- [Work to be completed]: Return only those lines of the records below in which "whatsapp" appears.

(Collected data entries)
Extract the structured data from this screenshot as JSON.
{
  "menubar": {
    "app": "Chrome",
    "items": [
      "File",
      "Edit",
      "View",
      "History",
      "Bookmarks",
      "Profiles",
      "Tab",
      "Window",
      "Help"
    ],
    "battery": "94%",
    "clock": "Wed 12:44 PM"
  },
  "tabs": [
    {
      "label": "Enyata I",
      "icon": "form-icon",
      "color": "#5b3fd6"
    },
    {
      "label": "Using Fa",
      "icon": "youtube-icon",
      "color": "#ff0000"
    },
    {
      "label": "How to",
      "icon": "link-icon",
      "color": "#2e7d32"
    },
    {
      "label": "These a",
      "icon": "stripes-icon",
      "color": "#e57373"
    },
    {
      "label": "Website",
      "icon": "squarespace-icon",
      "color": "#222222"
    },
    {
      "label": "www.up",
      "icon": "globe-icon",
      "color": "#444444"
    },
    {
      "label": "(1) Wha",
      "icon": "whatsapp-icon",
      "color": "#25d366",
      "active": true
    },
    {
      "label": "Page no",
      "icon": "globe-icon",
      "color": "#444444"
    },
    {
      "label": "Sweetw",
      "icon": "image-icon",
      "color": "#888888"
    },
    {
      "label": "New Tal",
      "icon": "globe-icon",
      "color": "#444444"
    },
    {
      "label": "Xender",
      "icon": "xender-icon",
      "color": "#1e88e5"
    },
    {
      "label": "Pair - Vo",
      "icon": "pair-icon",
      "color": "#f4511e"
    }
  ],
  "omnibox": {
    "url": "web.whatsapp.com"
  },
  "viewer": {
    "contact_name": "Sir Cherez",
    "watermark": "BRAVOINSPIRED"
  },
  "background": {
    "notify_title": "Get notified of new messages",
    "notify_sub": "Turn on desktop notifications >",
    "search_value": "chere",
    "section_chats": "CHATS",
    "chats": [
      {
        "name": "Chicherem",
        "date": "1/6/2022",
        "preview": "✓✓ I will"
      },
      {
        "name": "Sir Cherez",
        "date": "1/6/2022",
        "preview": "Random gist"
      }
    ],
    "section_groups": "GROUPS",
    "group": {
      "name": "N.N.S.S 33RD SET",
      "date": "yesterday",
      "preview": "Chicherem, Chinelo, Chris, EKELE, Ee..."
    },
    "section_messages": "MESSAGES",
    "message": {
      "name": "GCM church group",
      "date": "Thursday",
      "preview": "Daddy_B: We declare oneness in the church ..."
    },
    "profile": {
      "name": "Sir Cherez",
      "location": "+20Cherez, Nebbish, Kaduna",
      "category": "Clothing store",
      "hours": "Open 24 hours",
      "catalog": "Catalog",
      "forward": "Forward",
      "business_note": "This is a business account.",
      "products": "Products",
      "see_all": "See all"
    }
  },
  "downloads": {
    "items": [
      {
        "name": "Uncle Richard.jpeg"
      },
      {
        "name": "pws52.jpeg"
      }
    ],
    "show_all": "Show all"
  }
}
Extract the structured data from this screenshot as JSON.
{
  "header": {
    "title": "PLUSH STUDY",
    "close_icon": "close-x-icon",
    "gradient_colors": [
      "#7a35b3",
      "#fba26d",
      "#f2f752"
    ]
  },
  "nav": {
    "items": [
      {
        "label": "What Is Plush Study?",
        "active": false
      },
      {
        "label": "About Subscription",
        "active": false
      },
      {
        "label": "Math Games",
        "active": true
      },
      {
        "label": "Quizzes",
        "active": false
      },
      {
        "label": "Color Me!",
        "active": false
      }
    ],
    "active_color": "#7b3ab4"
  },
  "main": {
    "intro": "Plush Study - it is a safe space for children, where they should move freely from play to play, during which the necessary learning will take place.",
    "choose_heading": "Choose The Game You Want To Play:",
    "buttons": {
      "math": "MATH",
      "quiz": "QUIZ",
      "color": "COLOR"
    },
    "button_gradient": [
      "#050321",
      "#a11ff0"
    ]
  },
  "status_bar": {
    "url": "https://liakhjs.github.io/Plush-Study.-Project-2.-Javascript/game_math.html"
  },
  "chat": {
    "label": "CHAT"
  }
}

- [Answer for the task]:
      "icon": "whatsapp-icon",
    "url": "web.whatsapp.com"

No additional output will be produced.